Task item: Leaving out the images, repeat all the lines below exactly.
+===+
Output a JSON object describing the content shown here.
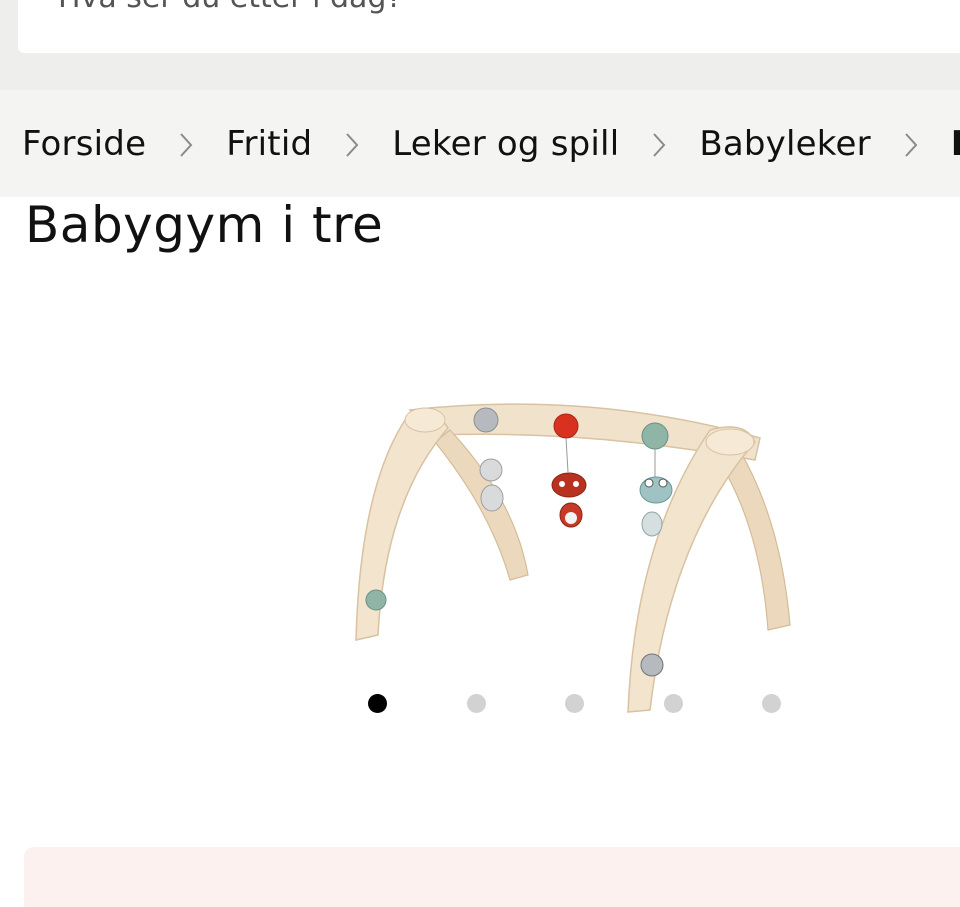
{
  "search": {
    "placeholder": "Hva ser du etter i dag?"
  },
  "breadcrumb": {
    "items": [
      {
        "label": "Forside"
      },
      {
        "label": "Fritid"
      },
      {
        "label": "Leker og spill"
      },
      {
        "label": "Babyleker"
      }
    ],
    "current": "B"
  },
  "product": {
    "title": "Babygym i tre",
    "image_icon": "wooden-baby-gym-image"
  },
  "carousel": {
    "total_slides": 5,
    "active_slide": 1
  },
  "colors": {
    "top_bar": "#eeeeec",
    "breadcrumb_bg": "#f4f4f3",
    "dot_active": "#000000",
    "dot_inactive": "#d2d2d2",
    "promo_bg": "#fdf1ef"
  }
}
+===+
Output for this exercise:
Output a JSON object describing the content shown here.
{
  "search": {
    "placeholder": "Hva ser du etter i dag?"
  },
  "breadcrumb": {
    "items": [
      {
        "label": "Forside"
      },
      {
        "label": "Fritid"
      },
      {
        "label": "Leker og spill"
      },
      {
        "label": "Babyleker"
      }
    ],
    "current": "B"
  },
  "product": {
    "title": "Babygym i tre",
    "image_icon": "wooden-baby-gym-image"
  },
  "carousel": {
    "total_slides": 5,
    "active_slide": 1
  },
  "colors": {
    "top_bar": "#eeeeec",
    "breadcrumb_bg": "#f4f4f3",
    "dot_active": "#000000",
    "dot_inactive": "#d2d2d2",
    "promo_bg": "#fdf1ef"
  }
}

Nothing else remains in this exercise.